The Top Reason Why You Shouldn't Eat Oatmeal, Says a Dietitian
Oatmeal is a super-versatile food that many of us love to eat for breakfast, a snack, or even as a savory side dish. And while it's a great whole grain offering, oatmeal can be a problem if you have stomach issues, especially individuals with certain gastrointestinal issues like irritable bowel disease. One cup of oats contains a little over 8 grams of fiber.
"If you have a sensitive stomach, the fiber in the oatmeal may cause you to experience bloating and gas," says Roxana Ehsani, MS, RD, CSSD, LDN, Registered Dietitian Nutritionist and Media Spokesperson for the Academy of Nutrition and Dietetics.
If you can't tolerate lots of fiber or other high fiber foods, it might be best to skip the oatmeal and instead choose a lower fiber grain option.
"If a person is avoiding oatmeal due to its high fiber content and struggles to tolerate high fiber foods, they could choose cream of wheat, grits or white rice, which are all lower in fiber than oats," says Ehsani.
And if you have celiac disease, be sure to look for gluten-free certified oats, as regular oats found in the cereal aisle may be contaminated with gluten, adds Ehsani.
But ultimately, it's about what you're putting in your oatmeal that can lead to the biggest problems.

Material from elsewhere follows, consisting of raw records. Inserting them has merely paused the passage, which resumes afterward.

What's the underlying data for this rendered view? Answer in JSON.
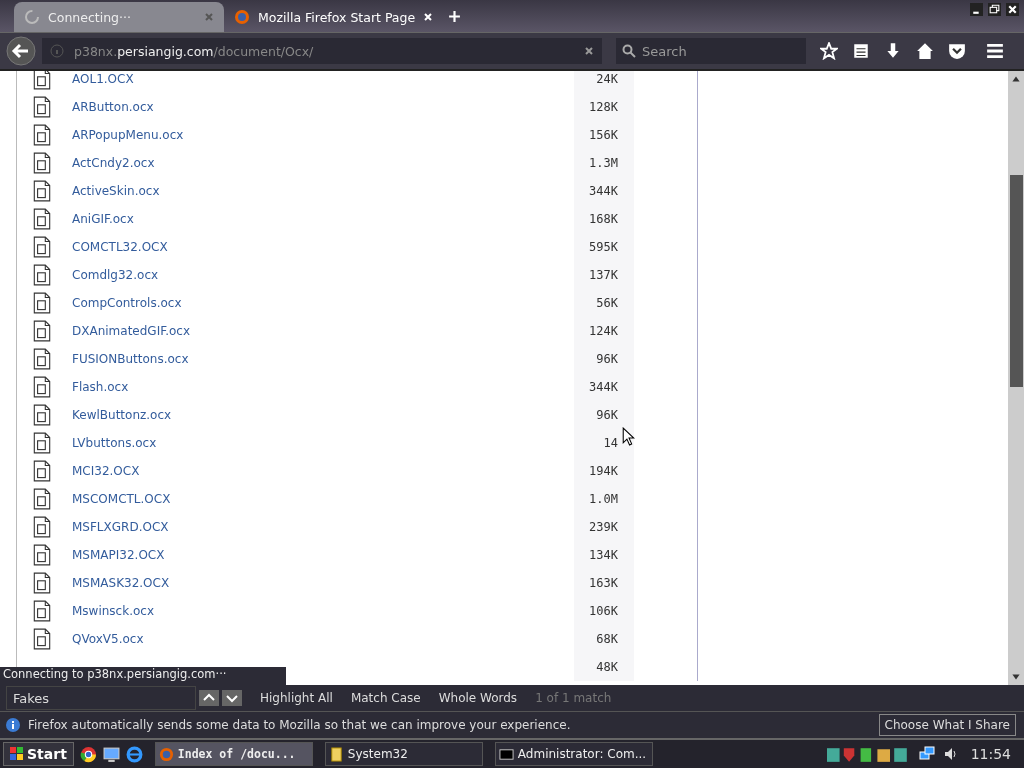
{
  "tabs": [
    {
      "label": "Connecting···",
      "selected": true,
      "loading": true
    },
    {
      "label": "Mozilla Firefox Start Page",
      "selected": false,
      "loading": false
    }
  ],
  "address": {
    "prefix": "p38nx.",
    "domain": "persiangig.com",
    "path": "/document/Ocx/"
  },
  "search": {
    "placeholder": "Search"
  },
  "files": [
    {
      "name": "AOL1.OCX",
      "size": "24K"
    },
    {
      "name": "ARButton.ocx",
      "size": "128K"
    },
    {
      "name": "ARPopupMenu.ocx",
      "size": "156K"
    },
    {
      "name": "ActCndy2.ocx",
      "size": "1.3M"
    },
    {
      "name": "ActiveSkin.ocx",
      "size": "344K"
    },
    {
      "name": "AniGIF.ocx",
      "size": "168K"
    },
    {
      "name": "COMCTL32.OCX",
      "size": "595K"
    },
    {
      "name": "Comdlg32.ocx",
      "size": "137K"
    },
    {
      "name": "CompControls.ocx",
      "size": "56K"
    },
    {
      "name": "DXAnimatedGIF.ocx",
      "size": "124K"
    },
    {
      "name": "FUSIONButtons.ocx",
      "size": "96K"
    },
    {
      "name": "Flash.ocx",
      "size": "344K"
    },
    {
      "name": "KewlButtonz.ocx",
      "size": "96K"
    },
    {
      "name": "LVbuttons.ocx",
      "size": "14"
    },
    {
      "name": "MCI32.OCX",
      "size": "194K"
    },
    {
      "name": "MSCOMCTL.OCX",
      "size": "1.0M"
    },
    {
      "name": "MSFLXGRD.OCX",
      "size": "239K"
    },
    {
      "name": "MSMAPI32.OCX",
      "size": "134K"
    },
    {
      "name": "MSMASK32.OCX",
      "size": "163K"
    },
    {
      "name": "Mswinsck.ocx",
      "size": "106K"
    },
    {
      "name": "QVoxV5.ocx",
      "size": "68K"
    },
    {
      "size": "48K"
    }
  ],
  "status": "Connecting to p38nx.persiangig.com···",
  "findbar": {
    "value": "Fakes",
    "options": [
      "Highlight All",
      "Match Case",
      "Whole Words"
    ],
    "result": "1 of 1 match"
  },
  "notification": {
    "message": "Firefox automatically sends some data to Mozilla so that we can improve your experience.",
    "button": "Choose What I Share"
  },
  "taskbar": {
    "start": "Start",
    "tasks": [
      {
        "label": "Index of /docu...",
        "selected": true,
        "kind": "firefox"
      },
      {
        "label": "System32",
        "selected": false,
        "kind": "folder"
      },
      {
        "label": "Administrator: Com...",
        "selected": false,
        "kind": "console"
      }
    ],
    "clock": "11:54"
  }
}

"If you eat oatmeal and add sweetness like brown sugar, honey and/or maple syrup, you're increasing the amount of total calories and bumping up the total carbohydrates amount as well," says Ehsani. "[People] with pre-diabetes and diabetes may have to be cautious, as this may cause one's blood sugar to rise too high."
This also can be a big issue with pre-packaged oatmeal.
"Be careful of those flavored oatmeal packets (pre-packaged or sweetened instant oatmeal). For example, oatmeal sold as maple syrup and brown sugar oatmeal, or strawberries and cream oatmeal, typically has a lot of added ingredients and sugar that makes the nutritious grain no longer nutritious," says Ehsani. "It's better to buy plain oatmeal and add your own nutritious toppings to it, like fresh fruit, nuts, seeds and/or nut butters and your own spices like cinnamon and cardamom to flavor up your bowl of oatmeal."
But adding sugar isn't the only thing that can make your oatmeal unhealthy.
"If you eat oatmeal made with whole milk or cream, you are making your heart-healthy bowl of oats, no longer heart-healthy. Instead, you are increasing the amount of saturated fat, which is directly linked to increasing one's bad LDL-cholesterol," says Ehsani. "To keep your bowl of oats heart-healthy, instead make your oatmeal with fat-free milk, non-dairy milk like almond milk or water."